PORTLAND, Ore. Harnessing ocean waves could generate as much as 200 megawatts of electricity/kilometer of coast line in various parts of the world, according to the Massachusetts Institute of Technology.
MIT (Cambridge, Mass.) is conducting detailed simulations of proposed wave-powered electricity generators to optimize their performance with the goal of commercial viability.
"Many different techniques have been proposed for generating electricity from ocean waves, but so far they are not efficient enough to generate commercial investments," said MIT professor Chiang Mei. "We are creating detailed models of these techniques to identify what needs to be changed to make them commercially viable."

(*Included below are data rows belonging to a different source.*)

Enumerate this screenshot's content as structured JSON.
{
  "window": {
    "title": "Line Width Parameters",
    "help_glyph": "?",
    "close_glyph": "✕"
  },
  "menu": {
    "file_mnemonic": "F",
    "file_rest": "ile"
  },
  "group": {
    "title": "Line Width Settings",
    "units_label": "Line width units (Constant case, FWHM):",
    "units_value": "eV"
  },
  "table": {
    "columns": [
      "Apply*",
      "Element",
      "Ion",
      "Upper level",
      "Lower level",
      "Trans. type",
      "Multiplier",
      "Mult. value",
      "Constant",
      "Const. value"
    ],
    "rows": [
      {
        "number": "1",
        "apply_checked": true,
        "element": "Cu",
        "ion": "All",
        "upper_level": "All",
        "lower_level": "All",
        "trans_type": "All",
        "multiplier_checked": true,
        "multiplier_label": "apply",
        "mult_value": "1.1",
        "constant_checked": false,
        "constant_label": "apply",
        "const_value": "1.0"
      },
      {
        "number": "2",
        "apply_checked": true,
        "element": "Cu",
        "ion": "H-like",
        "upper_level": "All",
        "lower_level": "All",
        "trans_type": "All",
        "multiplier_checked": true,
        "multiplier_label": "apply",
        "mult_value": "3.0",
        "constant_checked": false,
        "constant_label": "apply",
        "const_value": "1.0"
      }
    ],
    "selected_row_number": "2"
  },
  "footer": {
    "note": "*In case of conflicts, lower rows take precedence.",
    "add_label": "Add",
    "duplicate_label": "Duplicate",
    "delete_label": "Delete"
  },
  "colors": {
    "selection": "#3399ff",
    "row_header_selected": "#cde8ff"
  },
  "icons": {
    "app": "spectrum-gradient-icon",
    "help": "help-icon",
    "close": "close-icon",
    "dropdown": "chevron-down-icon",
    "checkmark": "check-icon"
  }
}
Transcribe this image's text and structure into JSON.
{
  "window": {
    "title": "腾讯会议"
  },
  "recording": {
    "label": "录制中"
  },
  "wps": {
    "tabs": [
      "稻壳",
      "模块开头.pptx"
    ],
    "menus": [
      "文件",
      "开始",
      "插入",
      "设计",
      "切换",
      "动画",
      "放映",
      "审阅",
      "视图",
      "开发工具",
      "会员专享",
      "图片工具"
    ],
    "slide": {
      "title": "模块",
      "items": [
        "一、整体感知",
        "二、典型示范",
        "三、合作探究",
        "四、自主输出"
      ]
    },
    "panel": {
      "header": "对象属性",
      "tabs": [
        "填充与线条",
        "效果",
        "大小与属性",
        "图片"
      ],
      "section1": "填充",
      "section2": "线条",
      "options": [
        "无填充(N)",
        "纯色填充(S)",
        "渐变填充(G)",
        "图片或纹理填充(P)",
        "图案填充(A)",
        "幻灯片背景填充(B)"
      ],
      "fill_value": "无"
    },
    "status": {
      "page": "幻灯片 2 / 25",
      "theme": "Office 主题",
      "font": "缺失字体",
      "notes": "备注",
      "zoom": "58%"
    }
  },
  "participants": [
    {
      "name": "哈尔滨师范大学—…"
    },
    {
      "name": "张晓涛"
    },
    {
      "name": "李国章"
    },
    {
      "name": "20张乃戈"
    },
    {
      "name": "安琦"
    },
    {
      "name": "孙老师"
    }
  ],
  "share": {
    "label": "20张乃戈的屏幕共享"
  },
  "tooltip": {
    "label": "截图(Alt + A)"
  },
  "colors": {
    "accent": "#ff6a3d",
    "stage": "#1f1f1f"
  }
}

MIT's first detailed model was of a device being tested at the Technical University of Lisbon in Portugal that guides waves into an oscillating water column (OWC) along the shore. As waves oscillate into and out of the column, they compress and decompress the air above the column. This causes the resulting energy to turn Wells turbine blades, which are shaped like symmetrical airplane wings in the plane of rotation. The blades also are perpendicular to the air stream, permitting them to generate electricity regardless of the direction of air flow.
The current prototype lacked the efficiency needed to attract commercial investors. Now, MIT claims to have made the technique commercially viable by redesigning the system to harness resonant frequency oscillations. Mei's detailed model showed that by changing the diameter of the OWC from about three meters to as big as 20 meters, depending on location, it would be able to generate a resonant response to alternating waves, thereby magnifying the effect and generating enough electricity to attract commercial investors.
The Technical University of Lisbon is now planning a 10-meter version of MIT's design to be installed in the breakwaters at the mouth of the Douro River. The proposed wave-harnessing system would include three large OWCs that generate enough electricity to power 750 homes.
The MIT team next plans to create detailed models of other wave-harnessing techniques in hopes of making them efficient enough for commercialization. According to Mei, different wave patterns in different regions will require different techniques to harness energy. He cautioned, however, that wind and solar power are much further along in their development than wave-power designs, most of which are still more than a decade away from commercialization.